For years, said Mark Bonnen, M.D., head of radiation oncology at the Mays Cancer Center, “it has bothered me that when I go to a restaurant and wait for a table, they can text me when my table is available, but that we weren’t doing that in the radiation department.” 

So when the COVID-19 pandemic struck, “it made even more sense,” added Dr. Bonnen, also the chairman of the Department of Radiation Oncology in the Long School of Medicine. 

woman looking at cell phone With the help of Bill Nordwick, manager of radiation therapy at the cancer center, and Josh Asper, a radiation oncology specialist, Dr. Bonnen implemented a cell phone waiting system for radiation therapy patients. 
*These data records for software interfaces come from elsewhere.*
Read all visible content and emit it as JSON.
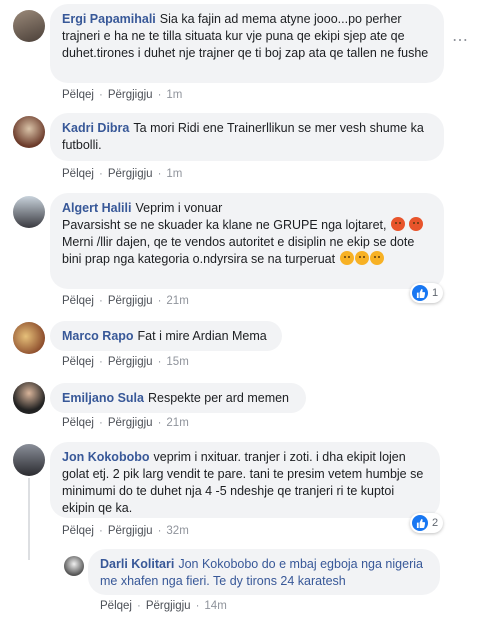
{
  "actions": {
    "like": "Pëlqej",
    "reply": "Përgjigju"
  },
  "comments": [
    {
      "name": "Ergi Papamihali",
      "text": "Sia ka fajin ad mema atyne jooo...po perher trajneri e ha ne te tilla situata kur vje puna qe ekipi sjep ate qe duhet.tirones i duhet nje trajner qe ti boj zap ata qe tallen ne fushe",
      "time": "1m"
    },
    {
      "name": "Kadri Dibra",
      "text": "Ta mori Ridi ene Trainerllikun se mer vesh shume ka futbolli.",
      "time": "1m"
    },
    {
      "name": "Algert Halili",
      "text": "Veprim i vonuar",
      "line2": "Pavarsisht se ne skuader ka klane ne GRUPE nga lojtaret,",
      "line3": "Merni /llir dajen, qe te vendos autoritet e disiplin ne ekip se dote bini prap nga kategoria o.ndyrsira se na turperuat",
      "time": "21m",
      "reactions": "1"
    },
    {
      "name": "Marco Rapo",
      "text": "Fat i mire Ardian Mema",
      "time": "15m"
    },
    {
      "name": "Emiljano Sula",
      "text": "Respekte per ard memen",
      "time": "21m"
    },
    {
      "name": "Jon Kokobobo",
      "text": "veprim i nxituar. tranjer i zoti. i dha ekipit lojen golat etj. 2 pik larg vendit te pare. tani te presim vetem humbje se minimumi do te duhet nja 4 -5 ndeshje qe tranjeri ri te kuptoi ekipin qe ka.",
      "time": "32m",
      "reactions": "2"
    },
    {
      "name": "Darli Kolitari",
      "text": "Jon Kokobobo do e mbaj egboja nga nigeria me xhafen nga fieri. Te dy tirons 24 karatesh",
      "time": "14m"
    }
  ]
}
“The patients are calling our front desk when they arrive to be checked in,” Nordwick said. “They will then receive a message that we are ready for the patient to enter the building for treatment or that we have received their message and to please wait for the ‘Ready for Treatment’ text.” 
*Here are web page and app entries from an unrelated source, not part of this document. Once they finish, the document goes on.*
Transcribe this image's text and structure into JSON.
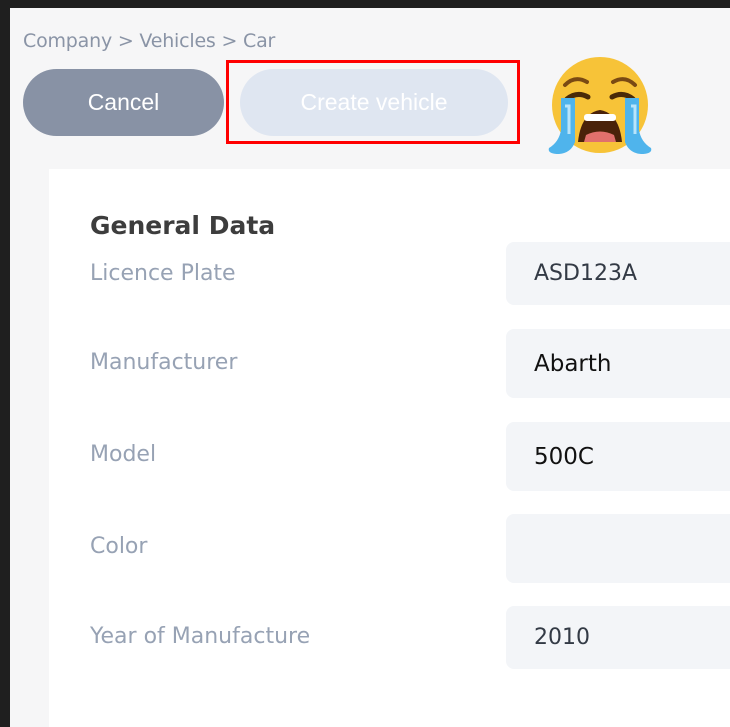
{
  "breadcrumb": "Company > Vehicles > Car",
  "actions": {
    "cancel_label": "Cancel",
    "create_label": "Create vehicle"
  },
  "annotation": {
    "highlight_color": "#ff0000",
    "emoji": "loudly-crying-face"
  },
  "form": {
    "section_title": "General Data",
    "fields": [
      {
        "label": "Licence Plate",
        "value": "ASD123A"
      },
      {
        "label": "Manufacturer",
        "value": "Abarth"
      },
      {
        "label": "Model",
        "value": "500C"
      },
      {
        "label": "Color",
        "value": ""
      },
      {
        "label": "Year of Manufacture",
        "value": "2010"
      }
    ]
  },
  "colors": {
    "button_primary_disabled": "#dfe6f1",
    "button_secondary": "#8892a5",
    "label": "#97a2b4"
  }
}
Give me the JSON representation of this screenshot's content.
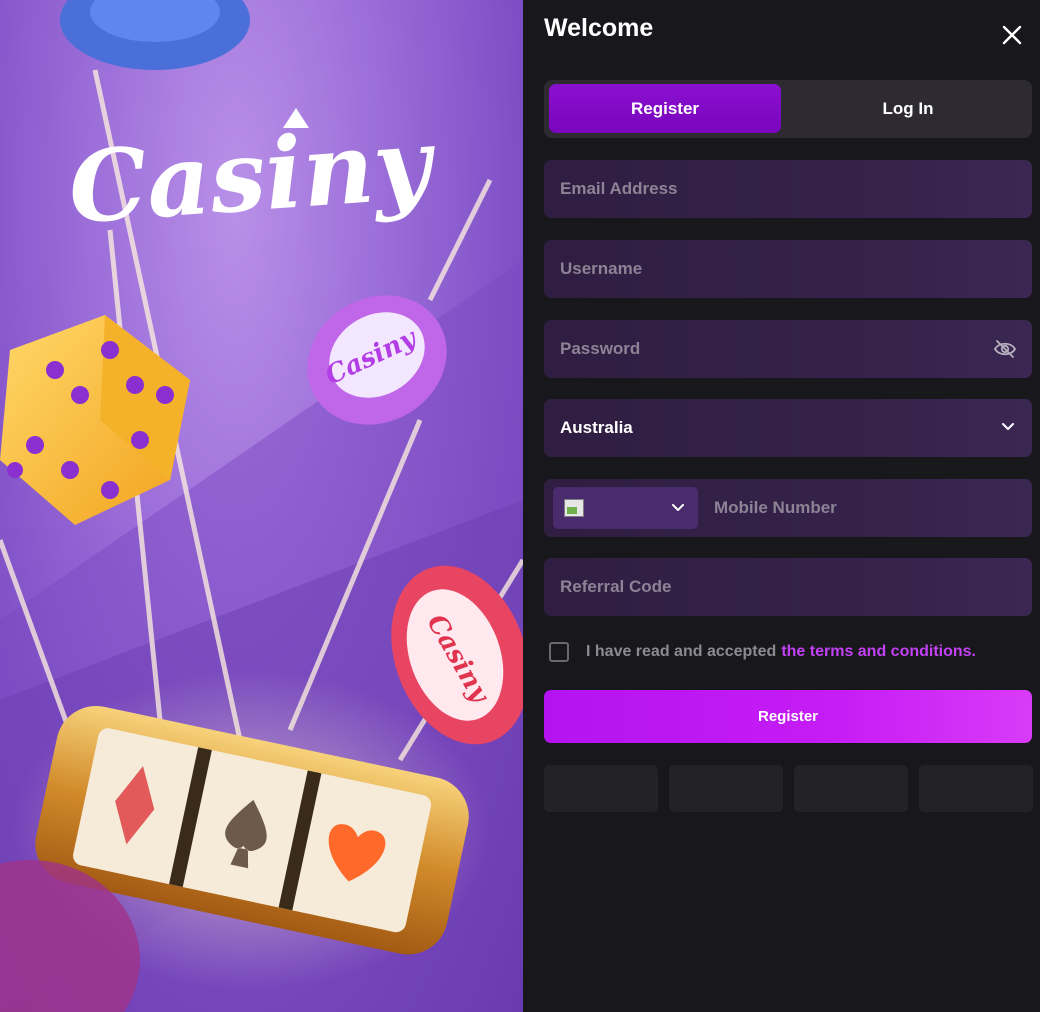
{
  "promo": {
    "brand": "Casiny",
    "chip_logo": "Casiny"
  },
  "dialog": {
    "title": "Welcome",
    "close_icon": "close-icon"
  },
  "tabs": [
    {
      "label": "Register",
      "active": true
    },
    {
      "label": "Log In",
      "active": false
    }
  ],
  "form": {
    "email": {
      "placeholder": "Email Address",
      "value": ""
    },
    "username": {
      "placeholder": "Username",
      "value": ""
    },
    "password": {
      "placeholder": "Password",
      "value": "",
      "icon": "eye-slash-icon"
    },
    "country": {
      "selected": "Australia",
      "icon": "chevron-down-icon"
    },
    "mobile": {
      "placeholder": "Mobile Number",
      "value": "",
      "code_icon": "chevron-down-icon"
    },
    "referral": {
      "placeholder": "Referral Code",
      "value": ""
    },
    "terms": {
      "checked": false,
      "text": "I have read and accepted",
      "link": "the terms and conditions."
    },
    "submit_label": "Register"
  },
  "social_buttons": [
    "",
    "",
    "",
    ""
  ],
  "colors": {
    "accent": "#c341f4",
    "tab_active": "#7a06bd",
    "panel_bg": "#18171b",
    "field_bg": "#34224a"
  }
}
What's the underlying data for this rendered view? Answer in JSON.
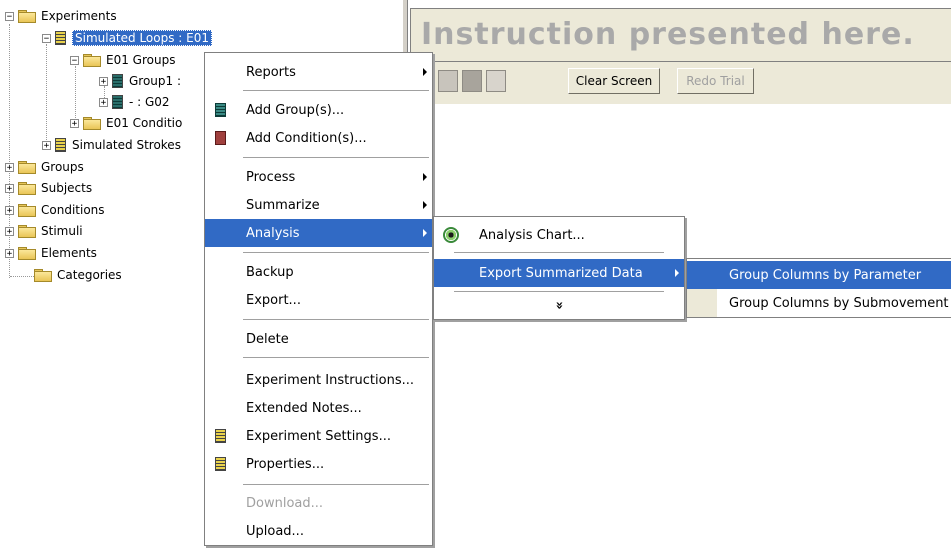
{
  "tree": {
    "items": [
      {
        "label": "Experiments",
        "expander": "−"
      },
      {
        "label": "Simulated Loops : E01",
        "expander": "−"
      },
      {
        "label": "E01 Groups",
        "expander": "−"
      },
      {
        "label": "Group1 :",
        "expander": "+"
      },
      {
        "label": "- : G02",
        "expander": "+"
      },
      {
        "label": "E01 Conditio",
        "expander": "+"
      },
      {
        "label": "Simulated Strokes",
        "expander": "+"
      },
      {
        "label": "Groups",
        "expander": "+"
      },
      {
        "label": "Subjects",
        "expander": "+"
      },
      {
        "label": "Conditions",
        "expander": "+"
      },
      {
        "label": "Stimuli",
        "expander": "+"
      },
      {
        "label": "Elements",
        "expander": "+"
      },
      {
        "label": "Categories",
        "expander": ""
      }
    ]
  },
  "instruction_text": "Instruction presented here.",
  "toolbar": {
    "clear_screen": "Clear Screen",
    "redo_trial": "Redo Trial"
  },
  "context_menu": {
    "reports": "Reports",
    "add_groups": "Add Group(s)...",
    "add_conditions": "Add Condition(s)...",
    "process": "Process",
    "summarize": "Summarize",
    "analysis": "Analysis",
    "backup": "Backup",
    "export": "Export...",
    "delete": "Delete",
    "experiment_instructions": "Experiment Instructions...",
    "extended_notes": "Extended Notes...",
    "experiment_settings": "Experiment Settings...",
    "properties": "Properties...",
    "download": "Download...",
    "upload": "Upload..."
  },
  "analysis_menu": {
    "analysis_chart": "Analysis Chart...",
    "export_summarized": "Export Summarized Data",
    "more": "»"
  },
  "export_menu": {
    "by_parameter": "Group Columns by Parameter",
    "by_submovement": "Group Columns by Submovement"
  },
  "colors": {
    "highlight": "#316ac5",
    "menu_bg": "#ffffff",
    "toolbar_bg": "#ece9d8"
  }
}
The idea is to control the number of people in the waiting room and thereby maintain the social distancing guidelines, Nordwick said.  
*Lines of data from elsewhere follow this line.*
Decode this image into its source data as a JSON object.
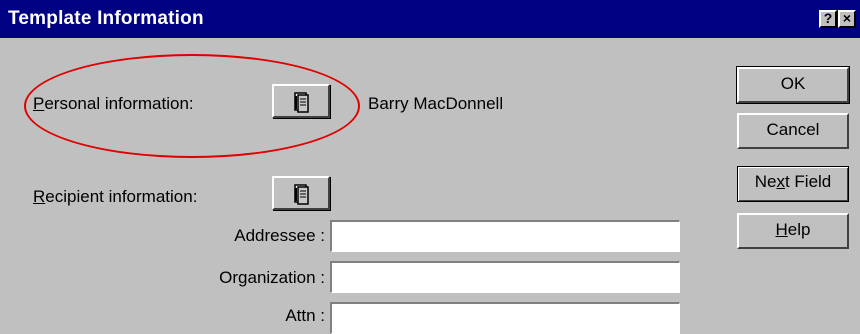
{
  "window": {
    "title": "Template Information"
  },
  "title_buttons": {
    "help": "?",
    "close": "×"
  },
  "personal": {
    "label_accel": "P",
    "label_rest": "ersonal information:",
    "name": "Barry MacDonnell"
  },
  "recipient": {
    "label_accel": "R",
    "label_rest": "ecipient information:"
  },
  "fields": [
    {
      "label": "Addressee :",
      "value": ""
    },
    {
      "label": "Organization :",
      "value": ""
    },
    {
      "label": "Attn :",
      "value": ""
    }
  ],
  "buttons": {
    "ok": "OK",
    "cancel": "Cancel",
    "next_pre": "Ne",
    "next_accel": "x",
    "next_post": "t Field",
    "help_accel": "H",
    "help_rest": "elp"
  },
  "icons": {
    "address_book": "address-book-icon"
  },
  "colors": {
    "titlebar": "#000082",
    "dialog": "#c0c0c0",
    "highlight_oval": "#e00000"
  }
}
“Most of our patients are high risk and immunocompromised,” he added. It’s important that we attempt to limit any possible exposures to COVID.” 

While he’s still tweaking the process, “it’s getting better every day,” Nordwick said. “The reaction has been good. I think that patients understand that we are trying to keep them safe and in general appreciate the efforts.”  

The Mays Cancer Center is home to UT Health San Antonio MD Anderson Cancer Center.